TASK>
Every entry in the listing below has to be given again exactly.

DATA FOR THIS EXERCISE>
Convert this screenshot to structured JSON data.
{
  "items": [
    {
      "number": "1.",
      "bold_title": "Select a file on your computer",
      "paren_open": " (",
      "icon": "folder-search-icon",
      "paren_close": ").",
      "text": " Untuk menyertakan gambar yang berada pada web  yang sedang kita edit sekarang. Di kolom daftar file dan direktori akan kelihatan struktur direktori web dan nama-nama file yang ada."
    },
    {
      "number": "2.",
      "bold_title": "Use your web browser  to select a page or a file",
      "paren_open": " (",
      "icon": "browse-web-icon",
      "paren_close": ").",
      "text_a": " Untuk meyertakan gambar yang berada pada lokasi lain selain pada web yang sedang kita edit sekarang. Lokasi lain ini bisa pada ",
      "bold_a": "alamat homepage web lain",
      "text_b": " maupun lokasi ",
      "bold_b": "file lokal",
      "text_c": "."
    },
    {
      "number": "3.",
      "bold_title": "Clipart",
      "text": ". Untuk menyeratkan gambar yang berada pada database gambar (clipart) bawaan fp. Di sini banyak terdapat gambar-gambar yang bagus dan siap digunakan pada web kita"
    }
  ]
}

RESULT>
Convert this screenshot to structured JSON data.
{
  "items": [
    {
      "number": "1.",
      "bold_title": "Select a file on your computer",
      "paren_open": " (",
      "icon": "folder-search-icon",
      "paren_close": ").",
      "text": " Untuk menyertakan gambar yang berada pada web  yang sedang kita edit sekarang. Di kolom daftar file dan direktori akan kelihatan struktur direktori web dan nama-nama file yang ada."
    },
    {
      "number": "2.",
      "bold_title": "Use your web browser  to select a page or a file",
      "paren_open": " (",
      "icon": "browse-web-icon",
      "paren_close": ").",
      "text_a": " Untuk meyertakan gambar yang berada pada lokasi lain selain pada web yang sedang kita edit sekarang. Lokasi lain ini bisa pada ",
      "bold_a": "alamat homepage web lain",
      "text_b": " maupun lokasi ",
      "bold_b": "file lokal",
      "text_c": "."
    },
    {
      "number": "3.",
      "bold_title": "Clipart",
      "text": ". Untuk menyeratkan gambar yang berada pada database gambar (clipart) bawaan fp. Di sini banyak terdapat gambar-gambar yang bagus dan siap digunakan pada web kita"
    }
  ]
}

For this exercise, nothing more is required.